I am not sure if I agree that genes (or their information content) are the units of selection, but this is still a thought-provoking idea.

In fact, the two great foundations of science are casuality, the influence of one event on a subsequent event, and energy. Casuality is essentially the coherence and consistency of the chain of commands that keeps the universe moving and which we disentangle to achieve understanding; energy is the ever watchful guardian of propriety, ensuring that causality causes only legitimate actions.
Why, of course, why didn’t I think of that before?

Creationism, including its transparently camouflaged variant “intelligent design”, is not science: it is an untestable assertion pursuing and impelled by an anti-science, religiously motivated agenda.

That really sums it up.

Also in the bag is the issue No. 34 of the Zoology in the Middle East that arrived last week. As its title implies, this journal is devoted entirely to zoological studies carried in Middle Eastern countries, which, by the publishers’ definition, also include Armenia. Some of the articles in this issue are on the bats of Turkey, gekkos of Egypt, new records of fishes from the Gulf of Aqaba and earthworms of Jordan.

One interesting note is about the brown bears (Ursus arctos) in Golestan National Park in Iran that eat sunflower seeds growing in farms adjacent to the park. The authors (Khaleghizadeh & Khormali) are recommending that the farmers be compensated for the damage caused by the bears “before farmers consider to kill the bears”.

ZME is published by Kasparek Verlag and the subscription price for two annual issues is 48 Euros. They accept credit card payments, so there is no need to waste time and additional money with bank transfers or postal money orders.

Last but not least, I am reading the July issue of the monthly Turkish magazine Toplumsal Tarih. This magazine, published by the Tarih Vakfi, is mostly about the history and archaeology of Turkey with occasional articles on other regions of the world. Many articles concern lesser known historical events or persons or some forgotten historical aspect of Turkish culture. I have had difficulty coming up with an appropriate English title. Perhaps, I would call it “Societal History”. It is a pretty good publication; arguably the best of its kind published in Turkey. Nevertheless, the writing needs to be refined quite a bit. They need better writers or editors to clean up the grammar and simplify the style.

In the July issue there are articles on the remains of the Byzantine hippodrome in Istanbul, a 1586 shipwreck off Amasra on the Black Sea coast of Turkey, the coal mines in Zonguldak and the Yezidis in Turkey.
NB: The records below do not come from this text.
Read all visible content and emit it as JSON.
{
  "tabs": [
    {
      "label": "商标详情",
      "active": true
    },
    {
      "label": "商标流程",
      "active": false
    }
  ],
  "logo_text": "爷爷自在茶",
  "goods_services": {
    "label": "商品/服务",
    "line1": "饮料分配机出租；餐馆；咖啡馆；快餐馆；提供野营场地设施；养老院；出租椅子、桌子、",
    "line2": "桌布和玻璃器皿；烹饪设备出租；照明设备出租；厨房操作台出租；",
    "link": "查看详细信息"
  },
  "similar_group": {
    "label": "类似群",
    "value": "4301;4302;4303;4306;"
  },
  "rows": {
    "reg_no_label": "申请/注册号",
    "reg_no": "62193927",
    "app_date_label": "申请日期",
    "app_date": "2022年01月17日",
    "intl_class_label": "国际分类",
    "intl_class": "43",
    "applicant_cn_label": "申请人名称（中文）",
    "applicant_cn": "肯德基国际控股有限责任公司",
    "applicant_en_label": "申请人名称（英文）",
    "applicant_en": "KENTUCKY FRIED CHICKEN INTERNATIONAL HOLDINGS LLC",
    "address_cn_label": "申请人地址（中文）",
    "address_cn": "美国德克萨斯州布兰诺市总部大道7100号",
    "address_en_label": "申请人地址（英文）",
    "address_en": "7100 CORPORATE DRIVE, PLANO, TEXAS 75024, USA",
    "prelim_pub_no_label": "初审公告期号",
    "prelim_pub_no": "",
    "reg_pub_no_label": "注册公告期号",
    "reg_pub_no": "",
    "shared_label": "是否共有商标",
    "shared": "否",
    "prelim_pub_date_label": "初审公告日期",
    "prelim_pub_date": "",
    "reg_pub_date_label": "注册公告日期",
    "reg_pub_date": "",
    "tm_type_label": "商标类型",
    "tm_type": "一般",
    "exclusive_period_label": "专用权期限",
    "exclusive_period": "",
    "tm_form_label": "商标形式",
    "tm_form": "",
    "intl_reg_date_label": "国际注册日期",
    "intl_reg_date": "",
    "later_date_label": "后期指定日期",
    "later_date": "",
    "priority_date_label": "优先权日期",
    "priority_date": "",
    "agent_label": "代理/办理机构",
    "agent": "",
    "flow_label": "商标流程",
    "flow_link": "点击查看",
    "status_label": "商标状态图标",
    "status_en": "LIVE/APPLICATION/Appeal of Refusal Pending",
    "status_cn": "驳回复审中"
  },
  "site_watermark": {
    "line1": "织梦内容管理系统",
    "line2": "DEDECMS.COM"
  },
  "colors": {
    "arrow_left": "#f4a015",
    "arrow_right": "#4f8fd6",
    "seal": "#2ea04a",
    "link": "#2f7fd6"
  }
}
I subscribed to Toplumsal Tarih last January through Tulumba (“the largest Turkish Megastore in the USA”). The issues have been coming regulary all the way from Turkey via Tulumba in New York. The subsciption costs $36 for 6 issues.

Happy reading!